17th Avenue became internationally famous in 2004 when it was dubbed “The Red Mile” during the Calgary Flames’ run at the Stanley Cup.  After every playoff game win or lose, 50,000 fans in their red Flames jerseys would gathered along 17th Avenue, creating an impromptu street party with a Mardi Gras-like atmosphere.

The RED mile during the Stanley Cup playoffs.

Urban Playground

RED is the urban playground of the young and restless GABEsters (geologists, accountants, bankers, brokers and engineers) of the Beltline and the rich and famous of Mount Royal and Scarboro. It is also home to one of Calgary’s newest trendy coffee shops (Analog Coffee) and one of its oldest (Café Beano).

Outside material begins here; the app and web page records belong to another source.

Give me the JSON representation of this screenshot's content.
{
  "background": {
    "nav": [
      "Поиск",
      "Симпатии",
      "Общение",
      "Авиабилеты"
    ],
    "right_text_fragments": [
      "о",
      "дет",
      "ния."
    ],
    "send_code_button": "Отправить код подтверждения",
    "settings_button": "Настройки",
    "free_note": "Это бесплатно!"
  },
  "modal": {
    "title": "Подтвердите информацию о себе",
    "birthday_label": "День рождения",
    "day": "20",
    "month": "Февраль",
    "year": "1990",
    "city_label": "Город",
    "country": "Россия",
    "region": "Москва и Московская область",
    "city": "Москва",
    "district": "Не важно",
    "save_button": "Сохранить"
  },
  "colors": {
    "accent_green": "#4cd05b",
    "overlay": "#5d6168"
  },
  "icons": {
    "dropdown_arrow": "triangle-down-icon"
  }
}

This area is also popular with Calgary’s foodies who love to shop at Janice Beaton’s funky back alley cheese shop or meet up for a meal at her restaurant FARM. Brava Bistro is regularly on the top 10 restaurants in Calgary list. For those looking for something more informal, there is Tubby Dog.  Other foodie hot spots include Market, Cibo, Una, Ox & Angela, 80th & Ivy, Borgo and Menchies. And don’t forget Model Milk, was #2 on enRoute magazine’s list of the top 10 new restaurants in Canada, in 2012.

If you are looking for funky eyewear, Brass Monocle, Eye Candy, Eye on 17th and Sol Optix offer the latest international eyewear.  Other popular fashionista spots include Primitive Culture, Gravity Pope, Reid’s and Rubaiyat. 

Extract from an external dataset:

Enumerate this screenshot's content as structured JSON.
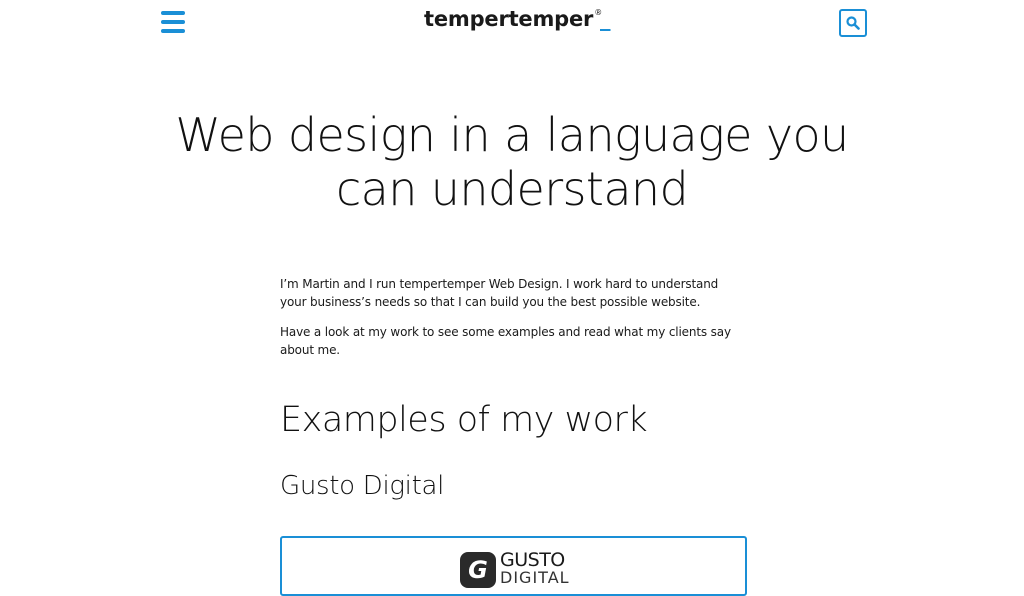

The Ship & Anchor patio on 17th Avenue is animated even in the middle of March. 

Inside the Ship & Anchor is one of Calgary's most popular live music venues. 

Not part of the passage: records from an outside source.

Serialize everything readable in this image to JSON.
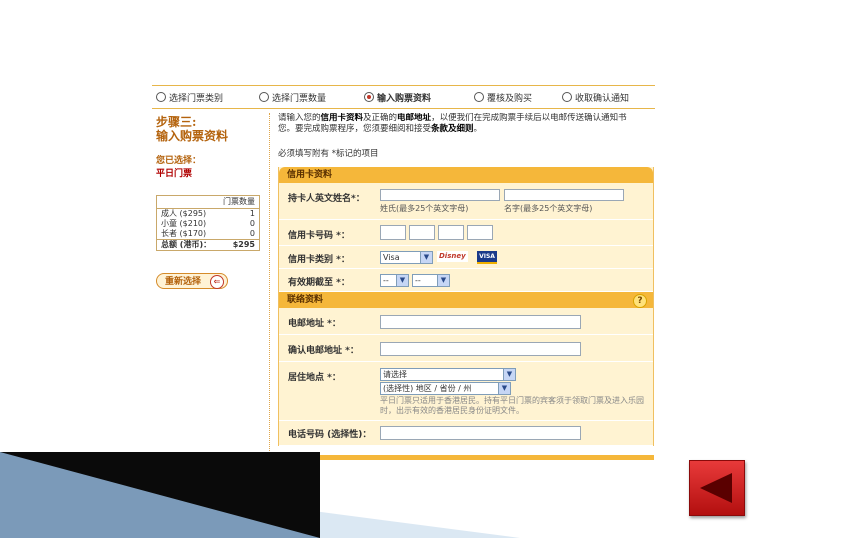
{
  "steps": [
    {
      "label": "选择门票类别",
      "active": false
    },
    {
      "label": "选择门票数量",
      "active": false
    },
    {
      "label": "输入购票资料",
      "active": true
    },
    {
      "label": "覆核及购买",
      "active": false
    },
    {
      "label": "收取确认通知",
      "active": false
    }
  ],
  "left": {
    "step_no": "步骤三:",
    "step_name": "输入购票资料",
    "selected_label": "您已选择：",
    "selected_value": "平日门票",
    "table_header": "门票数量",
    "rows": [
      {
        "label": "成人 ($295)",
        "qty": "1"
      },
      {
        "label": "小童 ($210)",
        "qty": "0"
      },
      {
        "label": "长者 ($170)",
        "qty": "0"
      }
    ],
    "total_label": "总额 (港币)：",
    "total_value": "$295",
    "reset_label": "重新选择",
    "reset_icon": "⇐"
  },
  "intro": {
    "line1_a": "请输入您的",
    "line1_b": "信用卡资料",
    "line1_c": "及正确的",
    "line1_d": "电邮地址",
    "line1_e": "，以便我们在完成购票手续后以电邮传送确认通知书",
    "line2_a": "您。要完成购票程序，您须要细阅和接受",
    "line2_b": "条款及细则",
    "line2_c": "。"
  },
  "required_note": "必须填写附有 *标记的项目",
  "credit": {
    "section_title": "信用卡资料",
    "holder_label": "持卡人英文姓名*：",
    "surname_hint": "姓氏(最多25个英文字母)",
    "given_hint": "名字(最多25个英文字母)",
    "number_label": "信用卡号码 *：",
    "type_label": "信用卡类别 *：",
    "type_value": "Visa",
    "card_logo_1": "Disney",
    "card_logo_2": "VISA",
    "expiry_label": "有效期截至 *：",
    "expiry_month": "--",
    "expiry_year": "--"
  },
  "contact": {
    "section_title": "联络资料",
    "help_icon": "?",
    "email_label": "电邮地址 *：",
    "confirm_label": "确认电邮地址 *：",
    "residence_label": "居住地点 *：",
    "residence_value": "请选择",
    "region_value": "(选择性) 地区 / 省份 / 州",
    "residence_note": "平日门票只适用于香港居民。持有平日门票的宾客须于领取门票及进入乐园时，出示有效的香港居民身份证明文件。",
    "phone_label": "电话号码 (选择性)："
  },
  "dropdown_arrow": "▼"
}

RED’s Storied Past

Tomkins Park has an interesting history. Established in 1915 on land donated by Henry and Eleanor Tomkins on 17th Ave from 7th to 8th Street SW, it was originally approved as “Tomkins Square,” but eventually was developed as Tomkins Gardens and today is officially Tomkins Park.  Tomkins placed some interesting limitations on the park’s use, “for the discussion of political, religious, trade, or social questions, or lectures or addresses or any game or recreation of any kind whatsoever to be played by children or adults on any part of said lot.”

In 2008, 17th Avenue also gained some media attention as Tomkins Park became home to Calgary’s first automated public toilet – an Exeloo Galaxy.   Ranked #55 in Diana O’Meara’s book “Alberta Book of Musts: Places Every Albertan MUST See,” it is used about 40,000 times/year.

RED as a vibrant cafe scene. 

The sidewalk ballet on 17th Avenue SW.

Window licking fun is critical to being an urban playground.


One of Calgary’s architectural gems is the Devenish Apartments (908 – 17th Ave S.W.) built in 1911 designed by architect Alexander Pirie. To maximize the number of suites (57), the building originally had no bedrooms – a Murphy bed pulled down from the living room wall.  Amenities included the building’s sunrooms, steam laundry and odorless garbage incinerator.  In 1980, it was sold and renovated into the Devenish Design Centre.

RED’s other historical gem is the Anderson Apartments (804 - 18th Avenue S.W.), once home to Jann Arden and inspiration for her song “Living under June.” As well, her video “Insensitive” was filmed here. The Baroque, H-shaped building was designed by Roscoe B. Witten in 1913 to allow for the maximum number of windows for each of its luxury apartments.   The building boasted a marble rotunda, a grand stairway with 12-foot ceilings, as well as all-night elevator and telephone service.

Most of this information was sourced from Harry Sanders book “Historic Walks of Calgary.” This book is a great read and widely available in Calgary bookstores.

Devenish Design Centre